The poor need insurance and the poor are saving albeit informally. How much will the country benefit and what in the multiplier effect of an inclusive formal savings. Every year end there are a lot of savings groups that share groceries to break a cycle – that is 12 month deposit that was sitting in a box without being used. Such deposit –nano deposits – can be formalised and loaned out to the same BoP communities that are depositing the funds. Consequently community development from the source.

The government need to look at private public partnerships in linking and formalising relationships between savings groups and formal financial services providers. From where Zimbabwe is coming, government must do away with credit only micro-finance institutions especially in BoP communities. Credit based micro-finance has some negative impact on the community especially when customers fail to honour their commitments.
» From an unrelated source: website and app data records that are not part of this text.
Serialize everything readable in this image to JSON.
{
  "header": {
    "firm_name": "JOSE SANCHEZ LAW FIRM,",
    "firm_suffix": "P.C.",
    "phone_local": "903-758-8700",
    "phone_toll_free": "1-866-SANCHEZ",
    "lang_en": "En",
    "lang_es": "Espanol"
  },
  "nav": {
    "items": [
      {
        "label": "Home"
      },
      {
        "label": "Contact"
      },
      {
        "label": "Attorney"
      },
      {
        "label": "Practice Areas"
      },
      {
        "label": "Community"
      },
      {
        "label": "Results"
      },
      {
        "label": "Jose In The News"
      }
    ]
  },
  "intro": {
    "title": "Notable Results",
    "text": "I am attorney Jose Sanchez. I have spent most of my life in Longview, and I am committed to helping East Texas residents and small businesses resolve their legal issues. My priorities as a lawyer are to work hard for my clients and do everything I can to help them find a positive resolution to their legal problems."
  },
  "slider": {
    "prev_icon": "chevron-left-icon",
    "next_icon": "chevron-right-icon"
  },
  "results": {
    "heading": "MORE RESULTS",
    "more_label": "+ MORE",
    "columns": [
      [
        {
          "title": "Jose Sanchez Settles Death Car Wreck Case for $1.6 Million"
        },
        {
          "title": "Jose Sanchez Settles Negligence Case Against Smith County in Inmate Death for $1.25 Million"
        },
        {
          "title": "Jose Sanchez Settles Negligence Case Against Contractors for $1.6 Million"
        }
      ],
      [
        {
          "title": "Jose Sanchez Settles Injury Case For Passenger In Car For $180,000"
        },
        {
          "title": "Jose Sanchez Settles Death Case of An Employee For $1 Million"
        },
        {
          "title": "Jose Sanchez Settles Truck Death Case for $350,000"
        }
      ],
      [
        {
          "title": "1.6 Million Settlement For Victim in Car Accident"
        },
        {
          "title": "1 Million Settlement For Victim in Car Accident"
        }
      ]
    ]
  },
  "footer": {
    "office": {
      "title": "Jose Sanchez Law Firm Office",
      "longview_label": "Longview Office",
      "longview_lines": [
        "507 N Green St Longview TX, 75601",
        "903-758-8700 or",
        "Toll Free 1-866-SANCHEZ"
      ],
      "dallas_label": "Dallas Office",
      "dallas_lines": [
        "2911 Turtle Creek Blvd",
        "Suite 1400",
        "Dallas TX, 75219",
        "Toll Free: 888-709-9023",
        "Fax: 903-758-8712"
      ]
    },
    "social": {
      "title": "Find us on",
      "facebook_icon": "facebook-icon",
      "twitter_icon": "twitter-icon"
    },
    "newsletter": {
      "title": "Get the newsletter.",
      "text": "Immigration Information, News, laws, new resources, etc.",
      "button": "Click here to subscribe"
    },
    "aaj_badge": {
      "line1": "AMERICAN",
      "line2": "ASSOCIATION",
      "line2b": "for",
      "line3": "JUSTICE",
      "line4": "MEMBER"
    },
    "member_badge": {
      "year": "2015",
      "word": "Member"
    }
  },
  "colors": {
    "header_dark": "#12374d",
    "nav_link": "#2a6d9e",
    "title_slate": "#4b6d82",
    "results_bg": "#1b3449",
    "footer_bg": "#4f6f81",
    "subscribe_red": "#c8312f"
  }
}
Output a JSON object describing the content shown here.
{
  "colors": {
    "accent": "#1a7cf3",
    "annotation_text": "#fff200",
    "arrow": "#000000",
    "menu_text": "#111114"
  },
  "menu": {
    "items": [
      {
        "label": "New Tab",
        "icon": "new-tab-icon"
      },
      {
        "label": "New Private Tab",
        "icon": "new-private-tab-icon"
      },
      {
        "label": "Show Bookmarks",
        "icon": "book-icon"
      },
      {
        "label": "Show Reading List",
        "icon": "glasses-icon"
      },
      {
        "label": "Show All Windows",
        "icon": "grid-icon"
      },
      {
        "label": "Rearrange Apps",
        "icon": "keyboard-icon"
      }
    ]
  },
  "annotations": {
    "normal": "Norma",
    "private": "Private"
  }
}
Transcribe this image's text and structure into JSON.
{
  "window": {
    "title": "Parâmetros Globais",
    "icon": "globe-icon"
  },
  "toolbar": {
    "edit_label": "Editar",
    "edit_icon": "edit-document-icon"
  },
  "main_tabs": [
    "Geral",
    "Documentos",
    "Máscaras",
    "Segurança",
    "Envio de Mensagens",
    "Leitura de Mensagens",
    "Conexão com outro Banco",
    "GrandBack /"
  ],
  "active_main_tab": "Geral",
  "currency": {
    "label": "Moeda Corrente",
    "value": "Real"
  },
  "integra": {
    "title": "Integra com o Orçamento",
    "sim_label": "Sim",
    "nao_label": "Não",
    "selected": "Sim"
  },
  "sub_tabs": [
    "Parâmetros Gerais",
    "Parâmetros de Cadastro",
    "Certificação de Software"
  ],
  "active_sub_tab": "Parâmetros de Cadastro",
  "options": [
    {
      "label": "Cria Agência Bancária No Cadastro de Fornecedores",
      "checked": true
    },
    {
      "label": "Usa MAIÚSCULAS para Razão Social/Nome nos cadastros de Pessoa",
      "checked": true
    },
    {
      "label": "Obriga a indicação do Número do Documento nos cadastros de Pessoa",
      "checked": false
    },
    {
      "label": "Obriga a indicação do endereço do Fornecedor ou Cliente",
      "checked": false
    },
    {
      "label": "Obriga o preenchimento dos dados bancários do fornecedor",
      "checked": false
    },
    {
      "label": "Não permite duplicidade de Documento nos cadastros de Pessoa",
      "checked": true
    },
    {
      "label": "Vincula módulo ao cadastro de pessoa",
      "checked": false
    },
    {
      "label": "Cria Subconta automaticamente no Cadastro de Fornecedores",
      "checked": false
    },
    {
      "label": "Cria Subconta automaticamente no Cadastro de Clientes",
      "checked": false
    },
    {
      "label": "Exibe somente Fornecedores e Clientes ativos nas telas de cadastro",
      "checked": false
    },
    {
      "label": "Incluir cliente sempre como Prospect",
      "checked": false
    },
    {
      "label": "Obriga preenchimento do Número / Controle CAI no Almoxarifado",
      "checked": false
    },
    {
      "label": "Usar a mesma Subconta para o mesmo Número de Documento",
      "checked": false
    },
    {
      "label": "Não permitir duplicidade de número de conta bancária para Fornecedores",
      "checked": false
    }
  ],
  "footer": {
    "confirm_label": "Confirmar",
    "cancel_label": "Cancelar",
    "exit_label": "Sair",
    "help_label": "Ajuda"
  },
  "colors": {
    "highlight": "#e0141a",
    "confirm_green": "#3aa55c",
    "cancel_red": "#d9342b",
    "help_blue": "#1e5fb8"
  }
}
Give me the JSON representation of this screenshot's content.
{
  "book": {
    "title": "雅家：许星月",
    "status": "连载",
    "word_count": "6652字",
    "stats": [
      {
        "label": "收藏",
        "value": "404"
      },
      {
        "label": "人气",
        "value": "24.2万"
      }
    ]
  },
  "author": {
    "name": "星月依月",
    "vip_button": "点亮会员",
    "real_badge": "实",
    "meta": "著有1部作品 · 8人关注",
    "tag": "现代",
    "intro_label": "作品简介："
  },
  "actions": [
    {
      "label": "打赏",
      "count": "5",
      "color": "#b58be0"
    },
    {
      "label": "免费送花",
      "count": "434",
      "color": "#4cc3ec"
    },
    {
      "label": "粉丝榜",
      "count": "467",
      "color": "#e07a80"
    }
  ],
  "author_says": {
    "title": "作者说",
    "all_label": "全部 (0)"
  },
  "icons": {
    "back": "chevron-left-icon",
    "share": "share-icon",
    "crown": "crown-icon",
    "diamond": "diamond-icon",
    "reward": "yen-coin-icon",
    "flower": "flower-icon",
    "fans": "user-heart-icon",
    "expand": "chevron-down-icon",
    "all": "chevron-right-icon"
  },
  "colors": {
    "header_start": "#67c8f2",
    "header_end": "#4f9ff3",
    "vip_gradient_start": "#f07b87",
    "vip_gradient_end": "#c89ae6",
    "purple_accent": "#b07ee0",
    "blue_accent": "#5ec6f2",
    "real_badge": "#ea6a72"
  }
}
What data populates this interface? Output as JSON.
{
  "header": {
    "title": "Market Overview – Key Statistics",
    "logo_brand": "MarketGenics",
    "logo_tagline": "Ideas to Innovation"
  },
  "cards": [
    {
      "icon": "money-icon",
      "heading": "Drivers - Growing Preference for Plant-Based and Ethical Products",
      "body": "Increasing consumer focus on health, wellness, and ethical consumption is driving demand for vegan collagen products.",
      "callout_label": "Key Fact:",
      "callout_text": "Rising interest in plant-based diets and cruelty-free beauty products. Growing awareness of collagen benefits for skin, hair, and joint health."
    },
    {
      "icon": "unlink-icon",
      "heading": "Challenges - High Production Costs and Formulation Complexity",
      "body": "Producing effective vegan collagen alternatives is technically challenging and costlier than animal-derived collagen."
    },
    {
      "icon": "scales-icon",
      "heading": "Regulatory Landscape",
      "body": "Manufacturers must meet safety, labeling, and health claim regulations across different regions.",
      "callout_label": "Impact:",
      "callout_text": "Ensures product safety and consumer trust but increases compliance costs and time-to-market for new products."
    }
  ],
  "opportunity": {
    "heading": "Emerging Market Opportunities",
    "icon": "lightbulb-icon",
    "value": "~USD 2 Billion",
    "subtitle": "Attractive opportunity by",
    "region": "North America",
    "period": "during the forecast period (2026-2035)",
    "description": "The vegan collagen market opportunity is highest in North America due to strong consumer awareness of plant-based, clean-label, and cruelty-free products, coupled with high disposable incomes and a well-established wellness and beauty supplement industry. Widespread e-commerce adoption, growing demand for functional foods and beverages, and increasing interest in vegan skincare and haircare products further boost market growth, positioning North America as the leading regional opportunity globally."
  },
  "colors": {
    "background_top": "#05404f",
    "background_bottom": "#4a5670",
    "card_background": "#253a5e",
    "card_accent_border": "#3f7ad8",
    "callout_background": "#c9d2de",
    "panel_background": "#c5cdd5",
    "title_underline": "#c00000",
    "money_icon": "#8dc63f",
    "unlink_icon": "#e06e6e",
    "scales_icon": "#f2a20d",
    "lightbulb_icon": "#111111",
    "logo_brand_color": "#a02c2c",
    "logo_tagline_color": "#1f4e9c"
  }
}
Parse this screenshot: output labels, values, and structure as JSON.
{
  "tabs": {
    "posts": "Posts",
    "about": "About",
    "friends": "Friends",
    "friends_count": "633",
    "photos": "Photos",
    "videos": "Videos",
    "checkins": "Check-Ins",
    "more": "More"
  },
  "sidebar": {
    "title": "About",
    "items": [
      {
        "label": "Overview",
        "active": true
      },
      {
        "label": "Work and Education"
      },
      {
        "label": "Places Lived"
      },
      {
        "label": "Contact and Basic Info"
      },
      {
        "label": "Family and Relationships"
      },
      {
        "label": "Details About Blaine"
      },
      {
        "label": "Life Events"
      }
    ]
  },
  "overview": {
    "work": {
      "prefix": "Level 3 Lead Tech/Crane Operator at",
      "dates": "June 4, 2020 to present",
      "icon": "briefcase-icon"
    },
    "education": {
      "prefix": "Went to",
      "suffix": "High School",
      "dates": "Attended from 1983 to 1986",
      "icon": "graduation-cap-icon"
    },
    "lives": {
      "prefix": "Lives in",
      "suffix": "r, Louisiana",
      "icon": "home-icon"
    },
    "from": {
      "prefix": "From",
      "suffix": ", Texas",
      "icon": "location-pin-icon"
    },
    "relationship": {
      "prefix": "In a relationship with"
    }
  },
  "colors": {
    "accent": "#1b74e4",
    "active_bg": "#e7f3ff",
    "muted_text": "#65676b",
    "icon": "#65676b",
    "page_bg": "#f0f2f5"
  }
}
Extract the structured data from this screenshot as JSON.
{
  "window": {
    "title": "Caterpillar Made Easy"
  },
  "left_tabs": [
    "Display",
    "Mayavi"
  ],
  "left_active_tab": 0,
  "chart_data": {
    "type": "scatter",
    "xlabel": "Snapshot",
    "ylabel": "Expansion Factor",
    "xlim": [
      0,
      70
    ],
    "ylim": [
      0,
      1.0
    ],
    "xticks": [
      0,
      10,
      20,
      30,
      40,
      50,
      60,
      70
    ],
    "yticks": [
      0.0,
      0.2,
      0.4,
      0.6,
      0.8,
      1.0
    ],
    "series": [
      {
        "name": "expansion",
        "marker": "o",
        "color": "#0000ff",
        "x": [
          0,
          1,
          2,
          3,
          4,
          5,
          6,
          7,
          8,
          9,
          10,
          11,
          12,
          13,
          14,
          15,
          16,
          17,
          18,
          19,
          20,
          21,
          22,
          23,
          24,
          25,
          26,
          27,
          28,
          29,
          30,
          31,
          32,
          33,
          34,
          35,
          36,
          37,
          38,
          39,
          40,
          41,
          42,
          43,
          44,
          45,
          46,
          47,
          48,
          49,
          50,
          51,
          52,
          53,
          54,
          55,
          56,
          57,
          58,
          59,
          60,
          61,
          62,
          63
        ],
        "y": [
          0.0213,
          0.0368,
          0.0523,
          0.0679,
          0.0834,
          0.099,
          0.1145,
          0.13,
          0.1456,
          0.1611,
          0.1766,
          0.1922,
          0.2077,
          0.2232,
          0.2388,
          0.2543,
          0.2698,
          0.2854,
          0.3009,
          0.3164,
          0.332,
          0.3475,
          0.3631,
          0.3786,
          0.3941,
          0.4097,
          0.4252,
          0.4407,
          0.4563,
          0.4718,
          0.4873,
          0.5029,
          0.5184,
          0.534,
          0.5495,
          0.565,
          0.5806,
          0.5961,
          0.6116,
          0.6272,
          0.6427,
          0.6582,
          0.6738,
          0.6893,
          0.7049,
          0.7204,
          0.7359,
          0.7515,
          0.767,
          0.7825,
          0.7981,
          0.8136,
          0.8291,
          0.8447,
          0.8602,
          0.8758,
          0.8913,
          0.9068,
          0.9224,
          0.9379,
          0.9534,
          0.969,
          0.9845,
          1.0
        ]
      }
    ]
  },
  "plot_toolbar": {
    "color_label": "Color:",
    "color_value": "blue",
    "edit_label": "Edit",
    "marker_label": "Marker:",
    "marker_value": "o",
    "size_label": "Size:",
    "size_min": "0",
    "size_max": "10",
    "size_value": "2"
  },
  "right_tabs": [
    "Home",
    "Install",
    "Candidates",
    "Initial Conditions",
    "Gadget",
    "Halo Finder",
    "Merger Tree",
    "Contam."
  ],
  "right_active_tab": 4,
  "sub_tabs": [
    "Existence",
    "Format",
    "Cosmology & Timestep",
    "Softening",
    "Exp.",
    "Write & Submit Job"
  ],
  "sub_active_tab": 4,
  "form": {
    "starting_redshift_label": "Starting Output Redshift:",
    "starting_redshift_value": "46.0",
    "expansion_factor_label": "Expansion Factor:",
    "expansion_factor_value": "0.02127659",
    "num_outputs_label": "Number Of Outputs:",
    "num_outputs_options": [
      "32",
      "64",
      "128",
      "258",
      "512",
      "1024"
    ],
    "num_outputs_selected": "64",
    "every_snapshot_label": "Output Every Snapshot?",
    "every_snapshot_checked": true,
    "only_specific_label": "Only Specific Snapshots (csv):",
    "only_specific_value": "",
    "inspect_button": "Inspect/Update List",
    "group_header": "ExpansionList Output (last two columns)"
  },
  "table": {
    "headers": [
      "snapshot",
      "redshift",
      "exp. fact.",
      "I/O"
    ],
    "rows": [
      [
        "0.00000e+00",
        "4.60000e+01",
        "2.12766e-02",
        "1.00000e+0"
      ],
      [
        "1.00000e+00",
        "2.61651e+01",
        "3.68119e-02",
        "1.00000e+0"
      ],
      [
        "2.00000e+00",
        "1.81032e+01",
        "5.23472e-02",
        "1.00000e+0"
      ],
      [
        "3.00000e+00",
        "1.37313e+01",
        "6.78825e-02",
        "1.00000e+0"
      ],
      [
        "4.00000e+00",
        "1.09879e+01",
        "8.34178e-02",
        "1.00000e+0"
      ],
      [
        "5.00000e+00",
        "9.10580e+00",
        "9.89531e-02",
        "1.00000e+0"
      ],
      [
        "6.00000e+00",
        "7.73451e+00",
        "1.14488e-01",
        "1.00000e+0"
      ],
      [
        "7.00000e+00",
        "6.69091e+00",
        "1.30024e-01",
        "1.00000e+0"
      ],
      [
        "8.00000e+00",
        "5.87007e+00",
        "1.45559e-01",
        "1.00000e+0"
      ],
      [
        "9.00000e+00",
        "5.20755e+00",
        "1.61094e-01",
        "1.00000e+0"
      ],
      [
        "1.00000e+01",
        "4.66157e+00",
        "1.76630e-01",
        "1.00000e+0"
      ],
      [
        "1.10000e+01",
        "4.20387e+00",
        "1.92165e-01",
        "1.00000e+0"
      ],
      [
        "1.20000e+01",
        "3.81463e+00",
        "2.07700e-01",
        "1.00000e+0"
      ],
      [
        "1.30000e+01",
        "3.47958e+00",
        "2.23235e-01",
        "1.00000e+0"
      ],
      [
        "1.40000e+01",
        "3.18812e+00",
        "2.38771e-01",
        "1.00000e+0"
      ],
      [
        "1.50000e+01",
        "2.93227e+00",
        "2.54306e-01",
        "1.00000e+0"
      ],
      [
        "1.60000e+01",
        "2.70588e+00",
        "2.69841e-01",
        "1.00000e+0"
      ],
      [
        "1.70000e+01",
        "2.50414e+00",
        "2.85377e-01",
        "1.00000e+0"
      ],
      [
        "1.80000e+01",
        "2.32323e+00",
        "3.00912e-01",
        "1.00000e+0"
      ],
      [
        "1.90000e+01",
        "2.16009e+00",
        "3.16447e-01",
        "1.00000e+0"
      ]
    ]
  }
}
Our MFI should now transform into fully fledged MFIs offering micro deposit function, these can be done digitally no need to visit the branch – we are a cash lite economy. MFIs should offer insurance as well as credit. Rwanda has started a compulsory pension scheme for all its citizens. How much will the insurance sector collect from the informal sector if Zimbabwe launches a proBoP obligatory or non-obligatory insurance product that works?

Privatisation of Public enterprises

It appears the government is now ready to jump on to the privatisation bandwagon again. Citizens are not sure if this is a matter of political and economic ideology or is it a means to raise revenue. Whatever the reason, if this shift happens the government has told us that this will produce a significant improvement in service to the customer thus boosting efficiency and quality of remaining government units. Clearly privatisation shrinks the size of government which is what we all need.

Privatisation provides a platform for growth, but if growth is exclusive then the poor man at the BoP will not enjoy the benefits. Privatisation has to be inclusive for there to be economic development and for the poor man to benefit. C.K Prahalad in his book “The Fortune at the Bottom of the Pyramid” argues that “We have to learn from the successes and failures of the past; the promises made and not fulfilled. Doing more of the same, by refining the solutions of the past— developmental aid, subsidies, governmental support, localised nongovernmental organisation (NGO)–based solutions, exclusive reliance on deregulation and privatisation of public assets—is important and has a role to play, but has not redressed the problem of poverty”. Zimbabwe has had the Structural adjustment programs where privatisation was key. Have the programs helped in alleviating poverty? In as much as privatisation is key the hope for every Zimbabwean is to lead to “inclusive capitalism”

About the author

Byron Adonis Mutingwende